Wednesday, April 6, 2011


“Ohhh! Look!” I exclaimed to my husband Dick, pointing to the poster board tacked to a telephone pole. “There’s a yard sale down this street!”

Dick heard those words many times. For years we stopped at all the yard, garage and rummage sales we found. After all, we might discover a real bargain. And who could beat the prices?

Auctions, flea markets, and second-hand stores were also great places to get what we wanted without spending much. Finding a working HO train engine or the complete works of Shakespeare sent a little thrill of excitement through us.

Several Christmases ago one of my sisters gave me a little resin sheep with the word “Simplify” written on its side. As I dusted the tiny black and white figure each week, the word resonated deep inside me. That was what I needed to do—simplify. When I told Dick, I was surprised to find that he had been contemplating the same thing.

It wasn’t that owning possessions was wrong; we were just beginning to feel as though our possessions owned us. The words of Matthew 6:19 struck a chord with us. We had been doing exactly what the scripture admonishes us not to—“laying up treasures on earth”.

Our priorities changed as God taught us to distinguish between wants and needs. When we shop nowadays, Dick and I ask ourselves: Do we really need this or just want it? A year from now, will I still want this? Can I forgo this luxury and meet someone else’s need?

We also eliminated some of the baggage we own. Giving to church rummage sales is a great way to downsize. The proceeds benefit a variety of ministries from camping programs to families in crisis. So when I donate items I not only help give individuals the opportunity to stretch their dollars, but I support missions as well.

Most recently Dick and I found the online auctions and book resale sites an exciting means for dispensing of many no longer wanted objects, especially CDs, books and computer accessories.

People from all over the world surf the Internet for bargains. Through online marketplaces like eBay,, and we can weed out our cupboards and clear our shelves of previous “must haves”. Some sites even allow you to directly earmark the profits for charities.

And, long-standing thrift shop ministries—Goodwill, the Salvation Army, American Rescue Workers—still really appreciate big bags of good, clean, used clothing. They are thrilled to receive boxes of usable house wares in attractive, working condition. When we pull up to the back of the store, they open the door with a welcoming smile and the ready offer of a receipt for tax purposes.

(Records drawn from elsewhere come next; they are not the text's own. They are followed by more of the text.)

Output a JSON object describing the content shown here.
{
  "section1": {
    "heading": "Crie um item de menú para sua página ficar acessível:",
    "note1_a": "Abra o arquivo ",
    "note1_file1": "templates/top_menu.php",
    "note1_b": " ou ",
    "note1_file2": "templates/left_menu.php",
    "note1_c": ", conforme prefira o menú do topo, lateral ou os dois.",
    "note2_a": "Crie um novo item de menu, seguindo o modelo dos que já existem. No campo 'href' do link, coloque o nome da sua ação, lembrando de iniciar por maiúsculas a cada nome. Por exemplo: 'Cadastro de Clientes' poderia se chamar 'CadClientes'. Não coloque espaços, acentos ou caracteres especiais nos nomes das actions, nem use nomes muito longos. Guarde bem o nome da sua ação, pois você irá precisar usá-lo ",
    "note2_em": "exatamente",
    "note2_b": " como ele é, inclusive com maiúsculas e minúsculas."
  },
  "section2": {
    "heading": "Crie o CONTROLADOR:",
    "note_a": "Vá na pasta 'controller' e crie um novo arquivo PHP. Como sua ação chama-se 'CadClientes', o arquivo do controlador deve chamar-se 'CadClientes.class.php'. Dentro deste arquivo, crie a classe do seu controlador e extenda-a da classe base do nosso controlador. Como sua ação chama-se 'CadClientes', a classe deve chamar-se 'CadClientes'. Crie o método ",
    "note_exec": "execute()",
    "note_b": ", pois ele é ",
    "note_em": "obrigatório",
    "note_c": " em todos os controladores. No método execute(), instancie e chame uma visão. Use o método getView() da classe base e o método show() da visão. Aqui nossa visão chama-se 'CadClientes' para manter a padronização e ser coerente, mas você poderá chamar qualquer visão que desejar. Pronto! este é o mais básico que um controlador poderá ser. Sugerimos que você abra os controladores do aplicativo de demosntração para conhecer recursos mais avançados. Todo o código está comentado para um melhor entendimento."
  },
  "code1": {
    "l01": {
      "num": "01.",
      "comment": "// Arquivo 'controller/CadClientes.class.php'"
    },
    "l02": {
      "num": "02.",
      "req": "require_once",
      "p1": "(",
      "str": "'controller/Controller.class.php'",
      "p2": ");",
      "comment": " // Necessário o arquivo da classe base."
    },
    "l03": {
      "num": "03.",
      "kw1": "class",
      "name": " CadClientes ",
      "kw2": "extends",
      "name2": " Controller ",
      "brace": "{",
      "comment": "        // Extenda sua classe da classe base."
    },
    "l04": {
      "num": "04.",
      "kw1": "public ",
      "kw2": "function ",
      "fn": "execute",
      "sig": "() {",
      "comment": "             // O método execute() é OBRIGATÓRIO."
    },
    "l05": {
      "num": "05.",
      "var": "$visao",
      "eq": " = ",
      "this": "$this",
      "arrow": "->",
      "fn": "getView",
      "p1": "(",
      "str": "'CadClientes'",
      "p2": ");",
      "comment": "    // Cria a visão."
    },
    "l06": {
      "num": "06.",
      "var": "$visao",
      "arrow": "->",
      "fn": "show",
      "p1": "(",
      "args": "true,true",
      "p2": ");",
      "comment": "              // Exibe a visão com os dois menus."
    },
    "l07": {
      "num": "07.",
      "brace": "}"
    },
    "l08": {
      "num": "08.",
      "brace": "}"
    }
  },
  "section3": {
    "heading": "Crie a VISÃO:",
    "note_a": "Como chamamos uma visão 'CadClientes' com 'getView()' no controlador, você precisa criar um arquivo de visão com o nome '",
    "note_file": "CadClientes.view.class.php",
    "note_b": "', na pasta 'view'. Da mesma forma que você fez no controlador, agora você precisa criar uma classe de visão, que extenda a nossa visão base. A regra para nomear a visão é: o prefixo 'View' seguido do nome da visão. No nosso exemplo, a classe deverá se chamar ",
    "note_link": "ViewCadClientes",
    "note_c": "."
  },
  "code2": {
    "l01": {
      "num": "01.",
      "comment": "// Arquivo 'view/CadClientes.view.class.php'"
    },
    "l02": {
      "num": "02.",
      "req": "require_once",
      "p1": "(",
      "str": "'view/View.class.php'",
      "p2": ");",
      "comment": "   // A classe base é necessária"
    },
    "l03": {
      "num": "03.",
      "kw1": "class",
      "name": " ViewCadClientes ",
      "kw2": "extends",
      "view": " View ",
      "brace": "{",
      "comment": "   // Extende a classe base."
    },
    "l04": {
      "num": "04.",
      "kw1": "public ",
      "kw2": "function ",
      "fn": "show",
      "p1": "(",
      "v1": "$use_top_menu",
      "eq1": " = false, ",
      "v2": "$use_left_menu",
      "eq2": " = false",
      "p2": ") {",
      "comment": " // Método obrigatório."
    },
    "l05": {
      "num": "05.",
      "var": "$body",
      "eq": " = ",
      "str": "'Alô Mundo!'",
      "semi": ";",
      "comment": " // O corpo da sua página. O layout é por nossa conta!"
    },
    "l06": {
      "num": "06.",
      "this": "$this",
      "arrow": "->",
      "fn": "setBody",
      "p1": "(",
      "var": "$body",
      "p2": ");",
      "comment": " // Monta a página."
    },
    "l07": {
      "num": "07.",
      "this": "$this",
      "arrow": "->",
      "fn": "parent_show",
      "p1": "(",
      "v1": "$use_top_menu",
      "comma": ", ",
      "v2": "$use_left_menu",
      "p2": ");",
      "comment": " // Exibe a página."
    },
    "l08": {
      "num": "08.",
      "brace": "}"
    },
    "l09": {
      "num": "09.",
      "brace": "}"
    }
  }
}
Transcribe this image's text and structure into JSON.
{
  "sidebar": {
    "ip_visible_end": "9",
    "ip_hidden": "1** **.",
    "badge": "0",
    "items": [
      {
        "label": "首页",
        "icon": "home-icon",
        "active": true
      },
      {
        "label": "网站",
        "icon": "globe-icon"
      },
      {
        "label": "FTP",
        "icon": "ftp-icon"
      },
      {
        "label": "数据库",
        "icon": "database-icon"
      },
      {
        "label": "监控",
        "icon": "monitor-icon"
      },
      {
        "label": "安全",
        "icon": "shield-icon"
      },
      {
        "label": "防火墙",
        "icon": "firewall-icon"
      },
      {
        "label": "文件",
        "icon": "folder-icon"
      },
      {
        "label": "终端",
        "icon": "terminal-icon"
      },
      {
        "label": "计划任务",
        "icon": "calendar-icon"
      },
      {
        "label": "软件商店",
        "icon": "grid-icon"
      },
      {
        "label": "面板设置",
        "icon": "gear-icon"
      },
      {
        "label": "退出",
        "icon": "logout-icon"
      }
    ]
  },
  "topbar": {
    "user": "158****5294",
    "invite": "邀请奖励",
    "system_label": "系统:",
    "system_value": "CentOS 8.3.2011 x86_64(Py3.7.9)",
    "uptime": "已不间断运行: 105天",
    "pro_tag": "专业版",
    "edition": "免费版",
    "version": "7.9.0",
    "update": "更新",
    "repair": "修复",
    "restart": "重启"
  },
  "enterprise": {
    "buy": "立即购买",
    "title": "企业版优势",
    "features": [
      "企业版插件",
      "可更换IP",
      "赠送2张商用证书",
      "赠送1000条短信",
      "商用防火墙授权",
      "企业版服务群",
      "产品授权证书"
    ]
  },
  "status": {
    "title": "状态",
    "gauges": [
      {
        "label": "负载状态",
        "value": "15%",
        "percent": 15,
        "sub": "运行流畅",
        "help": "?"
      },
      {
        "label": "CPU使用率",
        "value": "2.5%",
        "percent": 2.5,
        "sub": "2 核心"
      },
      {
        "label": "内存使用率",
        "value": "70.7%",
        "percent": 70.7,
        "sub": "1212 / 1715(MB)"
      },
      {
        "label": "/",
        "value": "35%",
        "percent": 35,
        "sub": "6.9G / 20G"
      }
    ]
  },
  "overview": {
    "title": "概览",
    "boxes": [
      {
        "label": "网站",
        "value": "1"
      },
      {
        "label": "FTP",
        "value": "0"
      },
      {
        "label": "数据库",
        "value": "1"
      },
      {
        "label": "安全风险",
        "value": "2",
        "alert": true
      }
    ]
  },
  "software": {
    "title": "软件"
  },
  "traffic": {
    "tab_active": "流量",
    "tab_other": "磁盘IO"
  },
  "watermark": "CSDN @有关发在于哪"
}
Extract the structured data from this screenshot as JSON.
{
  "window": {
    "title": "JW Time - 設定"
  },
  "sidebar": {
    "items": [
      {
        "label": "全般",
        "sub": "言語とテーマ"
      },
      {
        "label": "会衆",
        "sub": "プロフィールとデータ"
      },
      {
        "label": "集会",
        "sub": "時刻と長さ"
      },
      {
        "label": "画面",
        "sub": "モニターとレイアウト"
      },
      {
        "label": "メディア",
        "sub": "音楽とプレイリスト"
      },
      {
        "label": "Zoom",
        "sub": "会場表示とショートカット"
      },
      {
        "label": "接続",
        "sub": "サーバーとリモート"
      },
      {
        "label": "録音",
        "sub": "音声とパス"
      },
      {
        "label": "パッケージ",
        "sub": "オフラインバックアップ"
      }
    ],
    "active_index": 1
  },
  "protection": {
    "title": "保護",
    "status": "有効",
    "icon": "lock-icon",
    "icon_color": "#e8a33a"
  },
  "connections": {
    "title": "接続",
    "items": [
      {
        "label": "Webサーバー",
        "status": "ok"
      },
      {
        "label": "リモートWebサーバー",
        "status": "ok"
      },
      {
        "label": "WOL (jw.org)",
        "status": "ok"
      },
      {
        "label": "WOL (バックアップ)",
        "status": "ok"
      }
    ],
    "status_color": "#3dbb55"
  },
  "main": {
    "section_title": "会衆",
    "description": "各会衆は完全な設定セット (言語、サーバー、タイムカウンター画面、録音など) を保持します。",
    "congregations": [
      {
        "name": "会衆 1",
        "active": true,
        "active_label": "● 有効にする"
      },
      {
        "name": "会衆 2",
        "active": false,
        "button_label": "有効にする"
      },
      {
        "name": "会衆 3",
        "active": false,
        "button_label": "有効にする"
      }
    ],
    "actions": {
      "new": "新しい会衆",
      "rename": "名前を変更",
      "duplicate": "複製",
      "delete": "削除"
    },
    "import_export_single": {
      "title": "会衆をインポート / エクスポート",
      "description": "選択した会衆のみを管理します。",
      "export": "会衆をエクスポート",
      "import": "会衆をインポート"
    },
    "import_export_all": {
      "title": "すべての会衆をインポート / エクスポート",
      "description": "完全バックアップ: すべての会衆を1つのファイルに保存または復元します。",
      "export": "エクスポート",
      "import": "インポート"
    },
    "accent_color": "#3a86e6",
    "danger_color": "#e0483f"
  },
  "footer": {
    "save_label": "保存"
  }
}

Now, don’t get the mistaken idea that we have taken a vow of poverty or adopted minimalism. We just think more carefully before we buy, and simplify whenever the opportunity arises. For we have found that true needs require no moth-proofing.

©2011 Pamela D. Williams
This article was published in the Summer 2009 quarterly of VISTA .